“¡You’re a magician!”
Still, she and Sarri also have a connection to tourism: Their ancestors were mountain guides for visitors since the early 20th century.
Today, they are co-founders of Scandinavian Sami Photoadventures, which leads several outdoor experiences in Abisko, including Northern Lights tours.
“As guides, we know that when you cross the Miellejohka stream, which flows from the Cuonjavaggi [valley], you can go from a full blown snowstorm to clear skies in 100 meters ,” Niia said .
“¡You’re a magician!”
And that’s exactly what happened when Erik and I finally reached Abisko: thick snow clouds hung over the mountains around us, but above our heads we saw a clear blue sky.
captive of the auroras
On my first trip to Abisko, scientist-turned-photographer Peter Rosén told me that children weren’t supposed to watch or whistle at the dancing auroras, or point at them in amazement, as the lights would go down and carry them away.
Born and raised in Sweden, Rosén had grown up with these stories.
In 1998, his career as an environmental researcher at the Center for Climate Impact Research at Umeå University took him to Abisko.
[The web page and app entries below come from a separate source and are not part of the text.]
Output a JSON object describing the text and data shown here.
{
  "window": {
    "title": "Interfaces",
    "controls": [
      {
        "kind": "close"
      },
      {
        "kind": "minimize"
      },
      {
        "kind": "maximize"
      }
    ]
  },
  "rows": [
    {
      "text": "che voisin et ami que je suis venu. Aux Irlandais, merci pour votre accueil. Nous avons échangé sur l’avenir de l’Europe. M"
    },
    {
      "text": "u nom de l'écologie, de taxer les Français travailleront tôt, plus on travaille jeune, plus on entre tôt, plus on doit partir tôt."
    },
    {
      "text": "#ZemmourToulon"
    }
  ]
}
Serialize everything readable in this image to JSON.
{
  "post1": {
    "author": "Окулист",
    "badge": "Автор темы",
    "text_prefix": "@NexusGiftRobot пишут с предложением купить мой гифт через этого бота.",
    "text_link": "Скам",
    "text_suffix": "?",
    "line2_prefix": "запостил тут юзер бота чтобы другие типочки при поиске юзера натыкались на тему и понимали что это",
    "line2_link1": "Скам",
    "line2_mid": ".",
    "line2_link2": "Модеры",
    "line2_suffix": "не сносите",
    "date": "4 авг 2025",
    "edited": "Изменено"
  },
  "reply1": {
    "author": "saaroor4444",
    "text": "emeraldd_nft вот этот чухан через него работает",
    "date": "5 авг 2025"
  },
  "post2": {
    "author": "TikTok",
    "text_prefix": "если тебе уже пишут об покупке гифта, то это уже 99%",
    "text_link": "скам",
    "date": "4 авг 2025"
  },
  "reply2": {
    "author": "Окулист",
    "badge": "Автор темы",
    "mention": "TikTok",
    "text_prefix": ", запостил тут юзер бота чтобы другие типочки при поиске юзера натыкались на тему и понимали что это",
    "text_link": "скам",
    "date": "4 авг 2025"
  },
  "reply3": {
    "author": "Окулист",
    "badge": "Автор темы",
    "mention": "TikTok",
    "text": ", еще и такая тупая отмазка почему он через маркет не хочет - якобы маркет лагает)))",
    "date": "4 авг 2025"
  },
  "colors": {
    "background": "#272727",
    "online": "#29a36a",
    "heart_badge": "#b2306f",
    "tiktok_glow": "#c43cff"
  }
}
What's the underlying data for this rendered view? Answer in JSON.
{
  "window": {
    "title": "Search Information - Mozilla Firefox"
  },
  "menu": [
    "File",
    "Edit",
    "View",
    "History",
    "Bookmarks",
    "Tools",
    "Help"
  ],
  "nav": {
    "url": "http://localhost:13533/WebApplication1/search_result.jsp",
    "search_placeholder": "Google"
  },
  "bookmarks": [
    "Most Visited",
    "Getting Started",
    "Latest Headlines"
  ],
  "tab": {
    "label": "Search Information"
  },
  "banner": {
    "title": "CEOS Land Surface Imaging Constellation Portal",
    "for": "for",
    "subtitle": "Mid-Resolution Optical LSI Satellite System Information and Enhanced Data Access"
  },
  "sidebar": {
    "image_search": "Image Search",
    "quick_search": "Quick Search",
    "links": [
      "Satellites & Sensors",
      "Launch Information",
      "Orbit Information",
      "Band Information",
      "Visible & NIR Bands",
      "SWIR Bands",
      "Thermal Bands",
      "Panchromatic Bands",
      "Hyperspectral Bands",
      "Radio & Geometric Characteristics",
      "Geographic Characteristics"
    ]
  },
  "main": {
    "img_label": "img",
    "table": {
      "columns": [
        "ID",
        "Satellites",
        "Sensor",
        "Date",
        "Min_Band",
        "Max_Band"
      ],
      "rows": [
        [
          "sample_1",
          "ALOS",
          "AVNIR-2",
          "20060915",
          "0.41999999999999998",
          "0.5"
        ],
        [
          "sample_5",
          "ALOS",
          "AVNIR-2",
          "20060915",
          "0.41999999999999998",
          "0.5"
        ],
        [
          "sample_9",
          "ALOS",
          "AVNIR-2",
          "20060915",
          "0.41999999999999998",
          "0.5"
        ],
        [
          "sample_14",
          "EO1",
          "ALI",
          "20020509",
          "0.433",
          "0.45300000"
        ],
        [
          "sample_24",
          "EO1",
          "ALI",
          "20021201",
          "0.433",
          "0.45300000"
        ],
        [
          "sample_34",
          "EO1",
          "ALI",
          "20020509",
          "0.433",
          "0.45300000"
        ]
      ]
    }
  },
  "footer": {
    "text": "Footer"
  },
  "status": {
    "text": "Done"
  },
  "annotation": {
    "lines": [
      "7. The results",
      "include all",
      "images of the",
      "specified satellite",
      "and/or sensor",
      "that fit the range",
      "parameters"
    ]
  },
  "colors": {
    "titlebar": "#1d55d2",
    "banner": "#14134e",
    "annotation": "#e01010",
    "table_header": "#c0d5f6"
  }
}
He spent 13 years studying climate change in the Arctic through the Abisko Scientific Research Station (in 2021, it was recognized as a Centennial Observing Station by the World Meteorological Organization).
But early on, he was fascinated by the blue hole and the northern lights , taking his first photographs in 2001, which are now part of permanent installations in galleries in northern Sweden.
“My colleagues used to say I was ‘spare time researcher, full time photographer,'” he jokes.
By 2012, Rosén had left his scientific career to run Lappland Media, teaching travelers how to properly photograph the lights.
He remembers one of his guests, who since she was 5 years old dreamed of seeing the auroras. She had pursued them in vain in Canada, Norway and Finland. On her first night in Abisko, she collapsed and cried after seeing what Rosen found was not very impressive. The following nights, they witnessed phenomenal shows.
“Seeing people express their feelings by seeing the auroras makes me feel like I have the best job in the world,” says Rosén.
“I have never regretted leaving my life as a researcher, because now I am living my dream.”
I remember how amazed I was the first time I saw the lights in Abisko, on the slopes of Mount Nuolja, 900 meters above sea level. Perched near the summit is the remote Aurora Sky Station, a 20-minute chairlift ride from its base. There is no better location to see the blue hole spread out over the bright lights of Abisko and the frozen Torneträsk lake in the valley below.
This time, as Erik and I climbed the mountain, finally riding the chairlift in total darkness after riding through that storm, the experience evoked a sense of awe for what we were about to witness : ethereal green lights dancing and folding like curtains in the sky.